- **Work instructions**: Return every entry exactly as written.

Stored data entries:
==*==

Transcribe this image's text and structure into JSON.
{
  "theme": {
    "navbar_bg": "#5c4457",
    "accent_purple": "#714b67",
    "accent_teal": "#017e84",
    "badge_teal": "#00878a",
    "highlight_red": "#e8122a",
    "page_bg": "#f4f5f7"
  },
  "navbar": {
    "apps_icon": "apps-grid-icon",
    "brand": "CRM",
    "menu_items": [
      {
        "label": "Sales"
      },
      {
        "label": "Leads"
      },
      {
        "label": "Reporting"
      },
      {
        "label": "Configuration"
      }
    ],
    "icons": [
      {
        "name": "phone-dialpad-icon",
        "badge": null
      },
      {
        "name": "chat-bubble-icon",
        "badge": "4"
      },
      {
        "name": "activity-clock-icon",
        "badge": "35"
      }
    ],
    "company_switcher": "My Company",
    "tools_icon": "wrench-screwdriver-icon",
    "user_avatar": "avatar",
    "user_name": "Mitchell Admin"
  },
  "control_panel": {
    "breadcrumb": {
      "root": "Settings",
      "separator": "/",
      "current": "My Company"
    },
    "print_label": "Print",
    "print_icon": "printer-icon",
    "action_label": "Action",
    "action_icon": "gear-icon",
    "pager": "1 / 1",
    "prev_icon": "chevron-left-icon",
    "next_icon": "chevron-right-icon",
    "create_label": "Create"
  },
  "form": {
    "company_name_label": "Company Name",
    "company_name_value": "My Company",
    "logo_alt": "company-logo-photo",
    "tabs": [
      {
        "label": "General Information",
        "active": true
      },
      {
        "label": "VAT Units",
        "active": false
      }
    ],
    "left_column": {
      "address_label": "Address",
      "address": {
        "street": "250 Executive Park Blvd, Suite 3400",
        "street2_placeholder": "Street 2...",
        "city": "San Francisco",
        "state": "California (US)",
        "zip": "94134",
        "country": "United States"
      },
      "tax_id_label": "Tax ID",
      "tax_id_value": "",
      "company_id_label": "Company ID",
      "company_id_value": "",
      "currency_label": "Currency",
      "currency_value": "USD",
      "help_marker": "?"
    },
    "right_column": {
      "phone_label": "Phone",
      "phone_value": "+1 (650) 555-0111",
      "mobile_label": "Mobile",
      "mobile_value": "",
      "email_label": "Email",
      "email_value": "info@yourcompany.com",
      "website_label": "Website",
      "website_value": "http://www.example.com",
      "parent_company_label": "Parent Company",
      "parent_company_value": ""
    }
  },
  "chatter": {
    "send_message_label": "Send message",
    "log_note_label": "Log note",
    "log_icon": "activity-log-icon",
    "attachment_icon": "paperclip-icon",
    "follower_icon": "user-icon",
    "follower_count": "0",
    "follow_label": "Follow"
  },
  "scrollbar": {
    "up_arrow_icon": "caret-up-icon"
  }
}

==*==

- **Reply to the exercise**:
Transcribe this image's text and structure into JSON.
{
  "theme": {
    "navbar_bg": "#5c4457",
    "accent_purple": "#714b67",
    "accent_teal": "#017e84",
    "badge_teal": "#00878a",
    "highlight_red": "#e8122a",
    "page_bg": "#f4f5f7"
  },
  "navbar": {
    "apps_icon": "apps-grid-icon",
    "brand": "CRM",
    "menu_items": [
      {
        "label": "Sales"
      },
      {
        "label": "Leads"
      },
      {
        "label": "Reporting"
      },
      {
        "label": "Configuration"
      }
    ],
    "icons": [
      {
        "name": "phone-dialpad-icon",
        "badge": null
      },
      {
        "name": "chat-bubble-icon",
        "badge": "4"
      },
      {
        "name": "activity-clock-icon",
        "badge": "35"
      }
    ],
    "company_switcher": "My Company",
    "tools_icon": "wrench-screwdriver-icon",
    "user_avatar": "avatar",
    "user_name": "Mitchell Admin"
  },
  "control_panel": {
    "breadcrumb": {
      "root": "Settings",
      "separator": "/",
      "current": "My Company"
    },
    "print_label": "Print",
    "print_icon": "printer-icon",
    "action_label": "Action",
    "action_icon": "gear-icon",
    "pager": "1 / 1",
    "prev_icon": "chevron-left-icon",
    "next_icon": "chevron-right-icon",
    "create_label": "Create"
  },
  "form": {
    "company_name_label": "Company Name",
    "company_name_value": "My Company",
    "logo_alt": "company-logo-photo",
    "tabs": [
      {
        "label": "General Information",
        "active": true
      },
      {
        "label": "VAT Units",
        "active": false
      }
    ],
    "left_column": {
      "address_label": "Address",
      "address": {
        "street": "250 Executive Park Blvd, Suite 3400",
        "street2_placeholder": "Street 2...",
        "city": "San Francisco",
        "state": "California (US)",
        "zip": "94134",
        "country": "United States"
      },
      "tax_id_label": "Tax ID",
      "tax_id_value": "",
      "company_id_label": "Company ID",
      "company_id_value": "",
      "currency_label": "Currency",
      "currency_value": "USD",
      "help_marker": "?"
    },
    "right_column": {
      "phone_label": "Phone",
      "phone_value": "+1 (650) 555-0111",
      "mobile_label": "Mobile",
      "mobile_value": "",
      "email_label": "Email",
      "email_value": "info@yourcompany.com",
      "website_label": "Website",
      "website_value": "http://www.example.com",
      "parent_company_label": "Parent Company",
      "parent_company_value": ""
    }
  },
  "chatter": {
    "send_message_label": "Send message",
    "log_note_label": "Log note",
    "log_icon": "activity-log-icon",
    "attachment_icon": "paperclip-icon",
    "follower_icon": "user-icon",
    "follower_count": "0",
    "follow_label": "Follow"
  },
  "scrollbar": {
    "up_arrow_icon": "caret-up-icon"
  }
}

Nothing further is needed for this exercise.